Abstract: Institutional review boards (IRBs) are tasked with reviewing language concerning reproductive risks in consent forms for clinical trials. Generally, pregnant women are excluded from clinical trials, and consent forms emphasize that female participants should not become pregnant during the study. Language varies widely, but sometimes specific forms of contraception that should be used are mentioned. The requirement that women of childbearing age use multiple or specific forms of contraception, rather than simply being told to avoid becoming pregnant, does not have any regulatory underpinning. However, it is regularly accepted without much scrutiny by IRBs. We argue against the use of overly specific consent language regarding contraception. We recommend instead using consent form language about the need to avoid pregnancy that respects the decision-making capacity of both female and male research participants and engages them in developing plans that adequately protect against the risk of becoming pregnant during their research participation.

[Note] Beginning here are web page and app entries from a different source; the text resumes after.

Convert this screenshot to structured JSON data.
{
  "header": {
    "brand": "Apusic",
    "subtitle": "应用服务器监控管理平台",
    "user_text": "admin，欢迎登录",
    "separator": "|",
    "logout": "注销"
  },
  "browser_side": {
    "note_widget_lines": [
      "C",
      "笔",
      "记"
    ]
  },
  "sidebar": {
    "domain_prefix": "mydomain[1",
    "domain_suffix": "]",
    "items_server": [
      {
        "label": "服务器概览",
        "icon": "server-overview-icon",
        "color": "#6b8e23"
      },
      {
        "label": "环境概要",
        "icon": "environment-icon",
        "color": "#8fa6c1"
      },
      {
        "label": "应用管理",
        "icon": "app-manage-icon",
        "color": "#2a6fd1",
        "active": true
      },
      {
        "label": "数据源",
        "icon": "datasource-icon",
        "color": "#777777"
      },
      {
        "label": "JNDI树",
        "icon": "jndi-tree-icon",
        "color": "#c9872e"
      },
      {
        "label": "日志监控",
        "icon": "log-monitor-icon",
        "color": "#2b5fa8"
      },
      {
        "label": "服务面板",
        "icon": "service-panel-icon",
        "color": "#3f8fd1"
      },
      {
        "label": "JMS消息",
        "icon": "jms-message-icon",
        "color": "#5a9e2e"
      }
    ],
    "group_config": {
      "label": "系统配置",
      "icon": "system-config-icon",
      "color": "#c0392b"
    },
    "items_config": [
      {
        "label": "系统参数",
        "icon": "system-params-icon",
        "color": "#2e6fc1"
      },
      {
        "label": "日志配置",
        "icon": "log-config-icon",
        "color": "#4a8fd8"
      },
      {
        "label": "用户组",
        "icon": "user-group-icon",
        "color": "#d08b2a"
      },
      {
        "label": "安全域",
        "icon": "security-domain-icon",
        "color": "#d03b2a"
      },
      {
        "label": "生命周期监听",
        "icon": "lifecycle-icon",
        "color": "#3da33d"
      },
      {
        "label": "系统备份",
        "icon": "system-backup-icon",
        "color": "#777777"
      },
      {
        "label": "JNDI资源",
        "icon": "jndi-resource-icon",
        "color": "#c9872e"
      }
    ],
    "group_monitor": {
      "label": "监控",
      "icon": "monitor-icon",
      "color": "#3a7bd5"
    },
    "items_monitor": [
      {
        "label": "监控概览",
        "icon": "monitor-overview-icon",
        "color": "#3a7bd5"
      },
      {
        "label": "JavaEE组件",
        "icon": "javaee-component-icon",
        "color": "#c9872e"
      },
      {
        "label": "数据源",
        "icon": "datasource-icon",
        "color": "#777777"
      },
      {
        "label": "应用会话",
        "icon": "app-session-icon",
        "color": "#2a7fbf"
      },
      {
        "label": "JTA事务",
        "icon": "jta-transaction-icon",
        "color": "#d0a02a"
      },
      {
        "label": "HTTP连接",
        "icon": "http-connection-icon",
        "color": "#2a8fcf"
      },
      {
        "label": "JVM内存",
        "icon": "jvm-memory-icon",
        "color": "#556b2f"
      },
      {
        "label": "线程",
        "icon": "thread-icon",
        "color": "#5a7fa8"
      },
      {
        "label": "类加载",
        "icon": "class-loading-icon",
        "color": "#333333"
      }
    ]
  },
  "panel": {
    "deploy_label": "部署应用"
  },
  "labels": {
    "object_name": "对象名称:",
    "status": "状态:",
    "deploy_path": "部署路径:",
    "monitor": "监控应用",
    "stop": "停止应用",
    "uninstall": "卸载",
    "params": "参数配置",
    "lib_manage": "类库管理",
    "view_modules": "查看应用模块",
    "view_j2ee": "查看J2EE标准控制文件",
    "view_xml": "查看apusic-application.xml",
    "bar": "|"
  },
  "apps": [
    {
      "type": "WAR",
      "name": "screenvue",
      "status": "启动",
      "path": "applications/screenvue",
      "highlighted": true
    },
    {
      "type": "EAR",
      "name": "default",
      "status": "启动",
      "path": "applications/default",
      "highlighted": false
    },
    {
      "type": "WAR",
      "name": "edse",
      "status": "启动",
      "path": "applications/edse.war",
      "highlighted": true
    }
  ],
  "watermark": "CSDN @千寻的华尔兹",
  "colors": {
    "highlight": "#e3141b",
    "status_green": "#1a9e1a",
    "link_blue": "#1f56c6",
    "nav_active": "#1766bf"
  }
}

Keywords: human subjects research, clinical trials, contraception, informed consent, respect for persons